The more I talk about beauty and looks, even in a positive way, the more I’m conveying the importance of those things. The more I compliment [my daughters] for being pretty, the more they will crave hearing it. And I don’t want to send a girl who needs to hear she’s beautiful out into our culture – a culture that has such a narrow definition of that word “beautiful,” and such a wide array of things to sell her so she can attempt to meet that definition.

I’m not saying that you should never compliment a girl or an adult woman on her looks (I am an adult woman and I can attest that these types of compliments are nice to receive). I am saying that it’s important that people be aware of the types of compliments they give, and how they are implicitly setting up a value system.

7. “But you’re too pretty to be an engineer.”

Another instance of valuing appearance over all else, this compliment is really saying, “But you’re too female to do that thing you want to do!”

8. “You’re going to be such a heartbreaker!” or “I bet you break a lot of hearts!”

These types of compliments tell a woman that she’s good, but only in terms of her romantic relationships, as if her ability to snag them is her only valuable feature.

9. “You’re so sweet and funny; I can’t believe you don’t have a boyfriend!”

See above.
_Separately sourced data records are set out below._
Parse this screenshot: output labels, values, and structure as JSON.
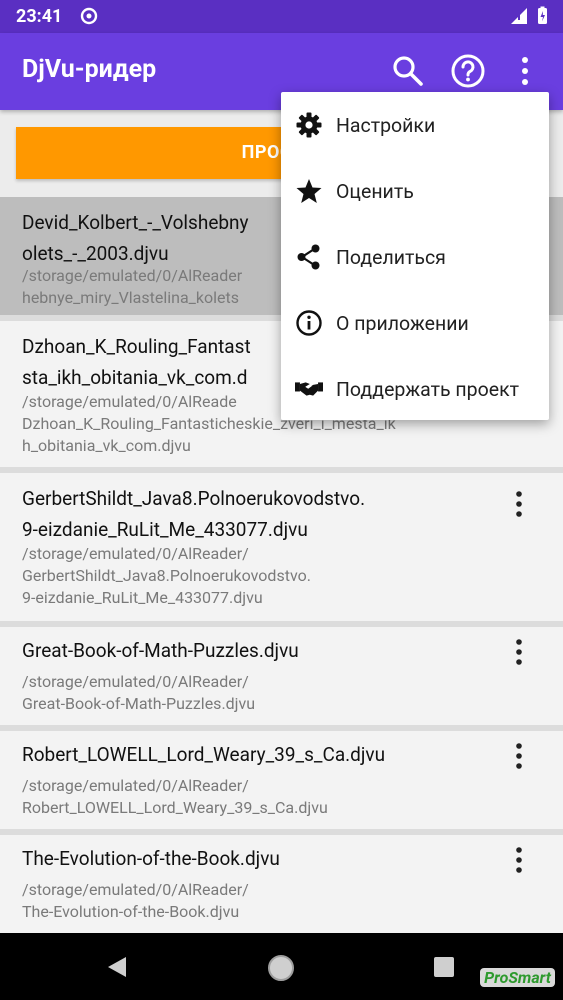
{
  "status_bar": {
    "time": "23:41"
  },
  "app_bar": {
    "title": "DjVu-ридер",
    "icons": [
      "search-icon",
      "help-icon",
      "more-vert-icon"
    ]
  },
  "main": {
    "view_button_label": "ПРОСМО"
  },
  "files": [
    {
      "name_lines": [
        "Devid_Kolbert_-_Volshebny",
        "olets_-_2003.djvu"
      ],
      "path_lines": [
        "/storage/emulated/0/AlReader",
        "hebnye_miry_Vlastelina_kolets"
      ],
      "selected": true
    },
    {
      "name_lines": [
        "Dzhoan_K_Rouling_Fantast",
        "sta_ikh_obitania_vk_com.d"
      ],
      "path_lines": [
        "/storage/emulated/0/AlReade",
        "Dzhoan_K_Rouling_Fantasticheskie_zveri_i_mesta_ik",
        "h_obitania_vk_com.djvu"
      ],
      "selected": false
    },
    {
      "name_lines": [
        "GerbertShildt_Java8.Polnoerukovodstvo.",
        "9-eizdanie_RuLit_Me_433077.djvu"
      ],
      "path_lines": [
        "/storage/emulated/0/AlReader/",
        "GerbertShildt_Java8.Polnoerukovodstvo.",
        "9-eizdanie_RuLit_Me_433077.djvu"
      ],
      "selected": false
    },
    {
      "name_lines": [
        "Great-Book-of-Math-Puzzles.djvu"
      ],
      "path_lines": [
        "/storage/emulated/0/AlReader/",
        "Great-Book-of-Math-Puzzles.djvu"
      ],
      "selected": false
    },
    {
      "name_lines": [
        "Robert_LOWELL_Lord_Weary_39_s_Ca.djvu"
      ],
      "path_lines": [
        "/storage/emulated/0/AlReader/",
        "Robert_LOWELL_Lord_Weary_39_s_Ca.djvu"
      ],
      "selected": false
    },
    {
      "name_lines": [
        "The-Evolution-of-the-Book.djvu"
      ],
      "path_lines": [
        "/storage/emulated/0/AlReader/",
        "The-Evolution-of-the-Book.djvu"
      ],
      "selected": false
    }
  ],
  "popup_menu": {
    "items": [
      {
        "label": "Настройки",
        "icon": "settings-icon"
      },
      {
        "label": "Оценить",
        "icon": "star-icon"
      },
      {
        "label": "Поделиться",
        "icon": "share-icon"
      },
      {
        "label": "О приложении",
        "icon": "info-icon"
      },
      {
        "label": "Поддержать проект",
        "icon": "handshake-icon"
      }
    ]
  },
  "watermark": "ProSmart",
  "colors": {
    "status_bar": "#5a2fc2",
    "app_bar": "#6a3ee0",
    "accent_button": "#ff9800",
    "selected_row": "#bdbdbd"
  }
}
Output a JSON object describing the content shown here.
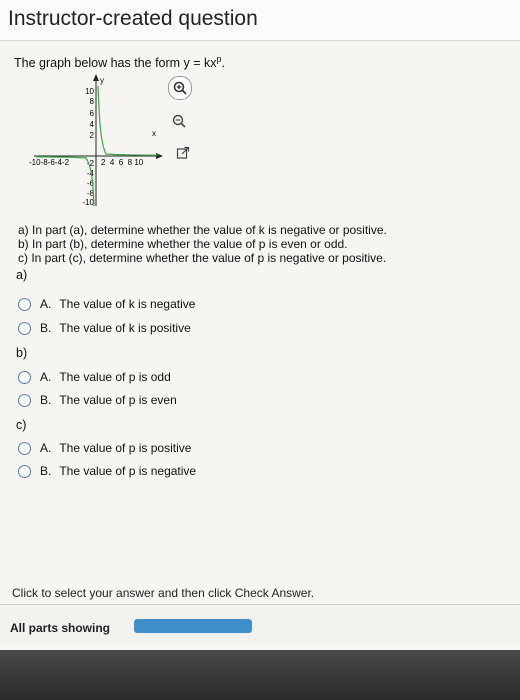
{
  "header": {
    "title": "Instructor-created question"
  },
  "question": {
    "prefix": "The graph below has the form y = kx",
    "exponent": "p",
    "suffix": "."
  },
  "graph": {
    "y_label": "y",
    "x_label": "x",
    "y_ticks_pos": [
      "10",
      "8",
      "6",
      "4",
      "2"
    ],
    "y_ticks_neg": [
      "-2",
      "-4",
      "-6",
      "-8",
      "-10"
    ],
    "x_ticks_neg": "-10-8-6-4-2",
    "x_ticks_pos": "2  4  6  8 10"
  },
  "tools": {
    "zoom_in": "zoom-in-icon",
    "zoom_out": "zoom-out-icon",
    "expand": "expand-icon"
  },
  "instructions": [
    "a) In part (a), determine whether the value of k is negative or positive.",
    "b) In part (b), determine whether the value of  p is even or odd.",
    "c) In part (c), determine whether the value of p is negative or positive."
  ],
  "sections": [
    {
      "label": "a)",
      "options": [
        {
          "letter": "A.",
          "text": "The value of k is negative"
        },
        {
          "letter": "B.",
          "text": "The value of k is positive"
        }
      ]
    },
    {
      "label": "b)",
      "options": [
        {
          "letter": "A.",
          "text": "The value of p is odd"
        },
        {
          "letter": "B.",
          "text": "The value of p is even"
        }
      ]
    },
    {
      "label": "c)",
      "options": [
        {
          "letter": "A.",
          "text": "The value of p is positive"
        },
        {
          "letter": "B.",
          "text": "The value of p is negative"
        }
      ]
    }
  ],
  "footer": {
    "instruction": "Click to select your answer and then click Check Answer.",
    "parts_label": "All parts showing",
    "progress": 1.0
  },
  "colors": {
    "accent": "#3d8ec9",
    "radio": "#4a7fb5"
  }
}
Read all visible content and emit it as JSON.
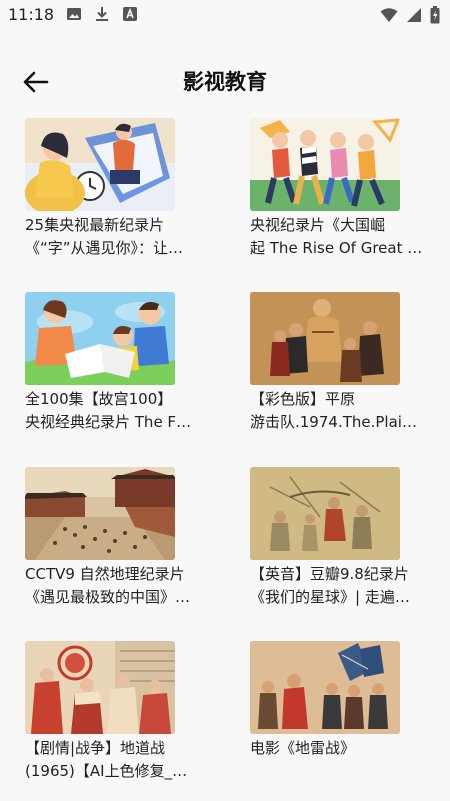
{
  "status_bar": {
    "time": "11:18",
    "left_icons": [
      "image-icon",
      "download-icon",
      "a-icon"
    ],
    "right_icons": [
      "wifi-icon",
      "signal-icon",
      "battery-icon"
    ]
  },
  "header": {
    "title": "影视教育",
    "back_icon": "arrow-left-icon"
  },
  "videos": [
    {
      "line1": "25集央视最新纪录片",
      "line2": "《“字”从遇见你》：让…"
    },
    {
      "line1": "央视纪录片《大国崛",
      "line2": "起 The Rise Of Great N…"
    },
    {
      "line1": "全100集【故宫100】",
      "line2": "央视经典纪录片 The F…"
    },
    {
      "line1": "【彩色版】平原",
      "line2": "游击队.1974.The.Plain…"
    },
    {
      "line1": "CCTV9 自然地理纪录片",
      "line2": "《遇见最极致的中国》…"
    },
    {
      "line1": "【英音】豆瓣9.8纪录片",
      "line2": "《我们的星球》| 走遍…"
    },
    {
      "line1": "【剧情|战争】地道战",
      "line2": "(1965)【AI上色修复_…"
    },
    {
      "line1": "电影《地雷战》",
      "line2": ""
    }
  ]
}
Why not just tell someone, “You’re so sweet and funny”? Why does the compliment have to hinge on romantic relationships?

10. “You look beautiful. Men like a woman with some meat on her bones.” (Or some variation thereof.)

Again, a woman’s value shouldn’t depend on her ability to attract men (or anyone, for that matter).

11. You’re going to be such a good mother some day!

As with many of these comments, this one is all about context. If your relative knows that you really want to have children, then him or her remarking that you’ll be a great mom is a really nice thing to say. But when relatives make comments like this out of the blue, it can feel like that’s the only path they envision for you—because, after all, you’re a woman, and therefore you must want babies, right?

Images: NBC; Giphy(6)